The Long Lost

I am tremendously proud of my heritage and culture. Knowing that my family had to start from scratch when they moved to the states, I've become so proud of everything they've overcome and accomplished to make a great life for me.  I love to boast about all the things they've done.  My great grandfather who was the first to come to the states in the early, early 1900s and gained his citizenship as a result of the 1906 earthquake in San Francisco.  My family who is from Chicago and Detroit.  My mother who was born in Mississippi.  My grandfather who was in the Army.  My father who fought in the Vietnam War.  My aging grandmother who volunteers and helps the elderly.  My grandfather who was born on the day of the Harvest Moon (when the moon is red and huge in the autumn).  My great uncle who made House of Tsang Sauce.  And my great uncle, Dong Kingman, who was a famous watercolorist.

Over the years, my sister, Meredith, has searched for his books and publications, many of which are out of print.  I have always been anxious to see his painting in person.  I researched to find some his paintings but never could find them locally.  When my friend visited in September, he suggested we explore the MoMA in San Francisco.  I walked up the stairs to the first level of galleries and immediately spotted Dong Kingman's painting amongst all the other artwork.  I nearly screamed when I saw it.  After all the years of becoming familiar with his work, I was sooooo excited to finally see his work in person.  This was my relative!  woot.

(Below is his painting on display at the Museum of Modern Art in San Francisco)

This is what Wikipedia has to say about him

Dong Kingman was a Chinese American artist and one of America's leading watercolor masters.
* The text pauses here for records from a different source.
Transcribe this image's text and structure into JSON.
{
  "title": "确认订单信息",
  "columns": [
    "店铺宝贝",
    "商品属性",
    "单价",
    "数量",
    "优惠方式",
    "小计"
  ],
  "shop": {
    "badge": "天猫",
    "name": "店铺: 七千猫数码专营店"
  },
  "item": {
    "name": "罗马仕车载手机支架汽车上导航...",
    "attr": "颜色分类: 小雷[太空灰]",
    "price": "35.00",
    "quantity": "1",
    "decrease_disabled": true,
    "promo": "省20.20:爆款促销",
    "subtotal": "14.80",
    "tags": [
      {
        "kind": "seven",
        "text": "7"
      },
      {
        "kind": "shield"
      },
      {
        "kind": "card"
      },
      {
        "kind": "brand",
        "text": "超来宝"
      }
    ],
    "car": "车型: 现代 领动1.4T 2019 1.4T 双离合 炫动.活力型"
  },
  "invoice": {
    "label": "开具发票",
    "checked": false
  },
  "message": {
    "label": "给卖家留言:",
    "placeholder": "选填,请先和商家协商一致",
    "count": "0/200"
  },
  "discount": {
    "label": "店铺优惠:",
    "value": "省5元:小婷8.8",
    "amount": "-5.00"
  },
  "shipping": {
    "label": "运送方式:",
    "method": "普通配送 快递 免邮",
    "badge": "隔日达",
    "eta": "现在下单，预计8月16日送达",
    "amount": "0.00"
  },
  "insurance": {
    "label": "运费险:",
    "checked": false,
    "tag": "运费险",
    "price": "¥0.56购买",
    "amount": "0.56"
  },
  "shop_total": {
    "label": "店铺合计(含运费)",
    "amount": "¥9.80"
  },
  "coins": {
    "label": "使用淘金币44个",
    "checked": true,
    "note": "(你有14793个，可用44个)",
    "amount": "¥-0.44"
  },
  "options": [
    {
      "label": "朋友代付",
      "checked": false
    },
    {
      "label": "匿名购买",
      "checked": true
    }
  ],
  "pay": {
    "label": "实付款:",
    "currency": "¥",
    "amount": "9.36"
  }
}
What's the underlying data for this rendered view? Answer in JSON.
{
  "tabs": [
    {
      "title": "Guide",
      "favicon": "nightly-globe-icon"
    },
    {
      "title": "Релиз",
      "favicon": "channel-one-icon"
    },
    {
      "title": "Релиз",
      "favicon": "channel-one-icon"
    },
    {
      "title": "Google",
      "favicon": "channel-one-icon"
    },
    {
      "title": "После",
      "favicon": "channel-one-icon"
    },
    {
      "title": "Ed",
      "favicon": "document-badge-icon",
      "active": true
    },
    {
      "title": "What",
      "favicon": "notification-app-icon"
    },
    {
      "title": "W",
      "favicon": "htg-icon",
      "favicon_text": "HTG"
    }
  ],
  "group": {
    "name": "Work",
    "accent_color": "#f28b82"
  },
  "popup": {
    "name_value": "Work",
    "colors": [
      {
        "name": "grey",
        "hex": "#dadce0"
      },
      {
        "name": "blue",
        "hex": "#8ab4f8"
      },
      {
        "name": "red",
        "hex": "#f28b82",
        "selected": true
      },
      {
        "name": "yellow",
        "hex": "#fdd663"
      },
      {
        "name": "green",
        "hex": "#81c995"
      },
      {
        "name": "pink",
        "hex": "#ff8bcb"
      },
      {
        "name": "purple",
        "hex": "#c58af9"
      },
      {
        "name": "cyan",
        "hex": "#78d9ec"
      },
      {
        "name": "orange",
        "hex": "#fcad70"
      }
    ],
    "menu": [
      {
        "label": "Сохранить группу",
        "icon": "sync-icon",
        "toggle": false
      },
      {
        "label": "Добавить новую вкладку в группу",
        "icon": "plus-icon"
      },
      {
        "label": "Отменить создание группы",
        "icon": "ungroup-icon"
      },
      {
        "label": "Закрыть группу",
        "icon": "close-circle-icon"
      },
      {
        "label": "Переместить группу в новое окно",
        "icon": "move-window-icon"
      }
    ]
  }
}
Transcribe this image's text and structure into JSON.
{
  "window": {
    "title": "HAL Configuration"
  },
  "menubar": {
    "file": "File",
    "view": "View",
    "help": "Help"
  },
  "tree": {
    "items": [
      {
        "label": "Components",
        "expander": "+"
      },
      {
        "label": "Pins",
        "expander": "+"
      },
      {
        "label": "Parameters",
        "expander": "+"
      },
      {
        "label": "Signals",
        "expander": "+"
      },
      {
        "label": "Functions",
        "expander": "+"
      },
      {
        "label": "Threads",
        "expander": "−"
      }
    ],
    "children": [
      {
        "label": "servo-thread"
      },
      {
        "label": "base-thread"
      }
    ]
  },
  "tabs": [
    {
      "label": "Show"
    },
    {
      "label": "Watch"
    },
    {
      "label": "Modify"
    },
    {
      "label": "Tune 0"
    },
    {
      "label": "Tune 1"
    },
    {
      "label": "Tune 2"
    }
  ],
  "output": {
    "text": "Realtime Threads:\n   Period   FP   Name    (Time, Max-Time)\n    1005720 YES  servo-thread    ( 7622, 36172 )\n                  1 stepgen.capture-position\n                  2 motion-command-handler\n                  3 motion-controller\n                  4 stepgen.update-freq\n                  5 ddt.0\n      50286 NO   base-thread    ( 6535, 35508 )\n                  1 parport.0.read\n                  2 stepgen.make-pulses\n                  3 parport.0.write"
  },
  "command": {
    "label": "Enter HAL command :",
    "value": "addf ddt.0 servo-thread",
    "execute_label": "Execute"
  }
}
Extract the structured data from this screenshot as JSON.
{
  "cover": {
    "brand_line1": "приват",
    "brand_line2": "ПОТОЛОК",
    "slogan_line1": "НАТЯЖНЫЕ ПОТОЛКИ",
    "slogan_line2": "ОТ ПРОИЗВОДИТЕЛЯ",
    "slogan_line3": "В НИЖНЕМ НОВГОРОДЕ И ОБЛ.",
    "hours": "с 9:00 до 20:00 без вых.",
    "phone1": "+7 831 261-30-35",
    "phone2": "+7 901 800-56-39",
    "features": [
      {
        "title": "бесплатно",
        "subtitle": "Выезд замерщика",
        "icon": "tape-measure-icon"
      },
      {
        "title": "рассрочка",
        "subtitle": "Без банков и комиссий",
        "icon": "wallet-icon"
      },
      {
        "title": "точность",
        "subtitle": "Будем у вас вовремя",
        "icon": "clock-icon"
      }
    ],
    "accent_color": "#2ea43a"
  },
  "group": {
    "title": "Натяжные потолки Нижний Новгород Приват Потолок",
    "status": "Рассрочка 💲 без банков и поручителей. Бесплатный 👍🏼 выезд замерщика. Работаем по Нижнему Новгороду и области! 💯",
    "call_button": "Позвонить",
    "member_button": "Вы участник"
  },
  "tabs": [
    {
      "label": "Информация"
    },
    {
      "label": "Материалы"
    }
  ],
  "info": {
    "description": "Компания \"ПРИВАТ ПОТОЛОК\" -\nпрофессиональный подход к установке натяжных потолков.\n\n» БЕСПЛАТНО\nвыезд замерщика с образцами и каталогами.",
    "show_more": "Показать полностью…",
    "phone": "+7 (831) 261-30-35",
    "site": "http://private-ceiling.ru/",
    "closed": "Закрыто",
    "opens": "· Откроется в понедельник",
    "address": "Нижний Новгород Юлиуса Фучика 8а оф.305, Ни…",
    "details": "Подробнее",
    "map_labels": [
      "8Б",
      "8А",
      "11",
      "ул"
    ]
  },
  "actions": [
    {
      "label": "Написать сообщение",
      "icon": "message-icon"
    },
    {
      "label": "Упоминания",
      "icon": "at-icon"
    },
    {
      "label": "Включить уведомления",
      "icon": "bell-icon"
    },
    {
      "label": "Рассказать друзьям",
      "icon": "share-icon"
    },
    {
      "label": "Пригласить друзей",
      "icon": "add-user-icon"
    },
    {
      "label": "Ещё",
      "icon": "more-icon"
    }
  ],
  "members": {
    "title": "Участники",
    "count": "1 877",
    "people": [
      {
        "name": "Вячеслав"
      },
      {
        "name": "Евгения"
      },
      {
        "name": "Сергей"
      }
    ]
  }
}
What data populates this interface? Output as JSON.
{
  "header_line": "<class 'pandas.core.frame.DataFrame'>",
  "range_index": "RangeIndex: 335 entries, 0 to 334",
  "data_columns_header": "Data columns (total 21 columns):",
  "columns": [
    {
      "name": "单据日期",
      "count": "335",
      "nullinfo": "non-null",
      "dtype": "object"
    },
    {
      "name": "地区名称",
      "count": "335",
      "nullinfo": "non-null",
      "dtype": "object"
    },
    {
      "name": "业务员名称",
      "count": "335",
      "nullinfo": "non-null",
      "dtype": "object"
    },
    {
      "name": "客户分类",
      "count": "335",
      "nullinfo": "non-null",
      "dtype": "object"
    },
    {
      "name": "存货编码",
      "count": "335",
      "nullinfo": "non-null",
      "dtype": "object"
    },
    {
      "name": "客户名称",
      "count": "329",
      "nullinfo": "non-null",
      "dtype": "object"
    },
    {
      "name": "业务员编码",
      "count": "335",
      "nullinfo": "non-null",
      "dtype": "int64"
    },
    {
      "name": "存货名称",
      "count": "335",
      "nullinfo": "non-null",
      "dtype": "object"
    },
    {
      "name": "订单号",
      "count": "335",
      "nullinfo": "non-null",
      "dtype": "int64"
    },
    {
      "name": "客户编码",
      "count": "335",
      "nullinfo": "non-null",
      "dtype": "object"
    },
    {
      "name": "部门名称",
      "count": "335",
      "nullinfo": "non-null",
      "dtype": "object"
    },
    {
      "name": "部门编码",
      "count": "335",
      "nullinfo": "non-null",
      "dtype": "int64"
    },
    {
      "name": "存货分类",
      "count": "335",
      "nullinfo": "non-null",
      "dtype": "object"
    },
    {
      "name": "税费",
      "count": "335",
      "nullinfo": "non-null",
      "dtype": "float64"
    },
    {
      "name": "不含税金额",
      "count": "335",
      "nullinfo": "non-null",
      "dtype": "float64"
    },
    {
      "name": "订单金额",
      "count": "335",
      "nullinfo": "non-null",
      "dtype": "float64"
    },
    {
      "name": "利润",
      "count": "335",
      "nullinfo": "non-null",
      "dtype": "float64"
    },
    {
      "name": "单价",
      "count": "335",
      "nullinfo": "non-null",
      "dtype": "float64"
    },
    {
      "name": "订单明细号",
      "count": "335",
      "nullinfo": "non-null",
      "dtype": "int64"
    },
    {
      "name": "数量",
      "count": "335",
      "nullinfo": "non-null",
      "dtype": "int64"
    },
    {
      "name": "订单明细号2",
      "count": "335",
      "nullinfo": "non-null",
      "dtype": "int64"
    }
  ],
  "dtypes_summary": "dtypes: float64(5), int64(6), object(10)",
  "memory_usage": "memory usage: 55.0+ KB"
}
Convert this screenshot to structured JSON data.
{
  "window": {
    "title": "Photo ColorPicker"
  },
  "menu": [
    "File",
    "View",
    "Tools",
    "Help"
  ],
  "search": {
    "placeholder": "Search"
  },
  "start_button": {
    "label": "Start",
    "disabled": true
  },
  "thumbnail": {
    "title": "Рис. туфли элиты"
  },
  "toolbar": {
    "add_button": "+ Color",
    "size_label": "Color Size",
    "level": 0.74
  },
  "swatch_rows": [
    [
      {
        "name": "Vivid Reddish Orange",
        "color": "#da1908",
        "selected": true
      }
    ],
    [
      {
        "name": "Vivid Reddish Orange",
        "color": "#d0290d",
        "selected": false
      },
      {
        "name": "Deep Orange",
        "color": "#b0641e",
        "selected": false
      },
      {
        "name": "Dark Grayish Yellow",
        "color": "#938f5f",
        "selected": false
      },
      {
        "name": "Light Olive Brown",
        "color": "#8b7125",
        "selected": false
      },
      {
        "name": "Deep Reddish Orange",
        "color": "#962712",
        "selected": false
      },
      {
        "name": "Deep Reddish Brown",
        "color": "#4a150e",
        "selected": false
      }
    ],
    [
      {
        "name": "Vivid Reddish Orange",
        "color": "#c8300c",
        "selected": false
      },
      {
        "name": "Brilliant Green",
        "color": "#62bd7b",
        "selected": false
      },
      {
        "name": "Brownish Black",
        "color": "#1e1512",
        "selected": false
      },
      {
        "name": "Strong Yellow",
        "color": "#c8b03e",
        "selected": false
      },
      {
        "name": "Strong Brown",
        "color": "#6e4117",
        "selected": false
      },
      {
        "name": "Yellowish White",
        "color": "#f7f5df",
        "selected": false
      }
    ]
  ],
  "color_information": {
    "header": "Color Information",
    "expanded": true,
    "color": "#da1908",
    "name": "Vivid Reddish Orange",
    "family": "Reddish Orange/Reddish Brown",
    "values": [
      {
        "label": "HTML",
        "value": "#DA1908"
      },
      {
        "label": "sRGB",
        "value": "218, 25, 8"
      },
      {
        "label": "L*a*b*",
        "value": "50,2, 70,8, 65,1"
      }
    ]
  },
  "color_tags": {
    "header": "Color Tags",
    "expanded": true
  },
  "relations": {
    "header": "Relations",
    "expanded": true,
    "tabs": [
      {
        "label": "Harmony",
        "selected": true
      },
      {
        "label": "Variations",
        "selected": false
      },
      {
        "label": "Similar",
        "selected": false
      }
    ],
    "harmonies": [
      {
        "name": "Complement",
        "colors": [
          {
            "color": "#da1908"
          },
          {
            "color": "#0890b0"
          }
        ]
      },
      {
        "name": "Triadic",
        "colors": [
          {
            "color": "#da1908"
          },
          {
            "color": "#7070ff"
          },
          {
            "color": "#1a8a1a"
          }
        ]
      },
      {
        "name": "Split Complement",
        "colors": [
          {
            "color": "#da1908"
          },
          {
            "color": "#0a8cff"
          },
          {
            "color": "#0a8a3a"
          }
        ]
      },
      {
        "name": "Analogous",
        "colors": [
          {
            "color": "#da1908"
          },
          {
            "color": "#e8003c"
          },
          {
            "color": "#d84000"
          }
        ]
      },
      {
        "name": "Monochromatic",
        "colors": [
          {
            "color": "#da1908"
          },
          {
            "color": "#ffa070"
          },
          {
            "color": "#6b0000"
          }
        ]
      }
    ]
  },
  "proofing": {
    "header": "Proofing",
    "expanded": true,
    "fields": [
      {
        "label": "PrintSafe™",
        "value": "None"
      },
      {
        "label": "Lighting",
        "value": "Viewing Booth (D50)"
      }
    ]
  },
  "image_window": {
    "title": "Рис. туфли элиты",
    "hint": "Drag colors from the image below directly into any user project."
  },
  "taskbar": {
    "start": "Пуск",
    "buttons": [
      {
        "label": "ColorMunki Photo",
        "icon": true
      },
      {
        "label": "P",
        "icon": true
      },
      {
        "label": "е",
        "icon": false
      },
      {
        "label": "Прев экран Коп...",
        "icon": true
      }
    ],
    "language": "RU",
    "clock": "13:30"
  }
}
As a painter on the forefront of the California Style School of painting, he was known for his urban and landscape paintings as well as his graphic design work in the Hollywood film industry. He has won widespread critical acclaim and his works are included in over 50 public and private collections worldwide, including Metropolitan Museum of Art, Museum of Fine Arts, Boston; Brooklyn Museum; deYoung Museum and Art Institute, Chicago.

During the 1950s, Kingman served as a United States cultural ambassador and international lecturer for the Department of State. In the 1950s and 60's, Kingman worked as an illustrator in the film industry, designing the backgrounds for a number of major motion pictures including "55 Days at Peking" , The Sand Pebbles and the Hollywood adaptation of "Flower Drum Song". Over 300 of his film-related works are permanently housed at the Fairbanks Center for Motion Picture Study at the Margaret Herrick Library of the Academy of Motion Picture Arts and Sciencesin Beverly Hills, California.

In 1981, Kingman made history as the first American artist to be featured in a solo exhibition following the resumption of diplomatic relations between the U.S. and China when the Ministry of Culture of the People's Republic of China hosted a critically acclaimed exhibition that drew over 100,000 people.

p.s. If you were wondering why his name isn't Tsang and instead Dong Kingman.... Kingman is actually the phonetic translation of his Chinese first name, and Dong is the translation of his last name.  (Tsang and Dong in english are the same in Chinese)  In Chinese, one's surname precedes the first name, thus Dong Kingman.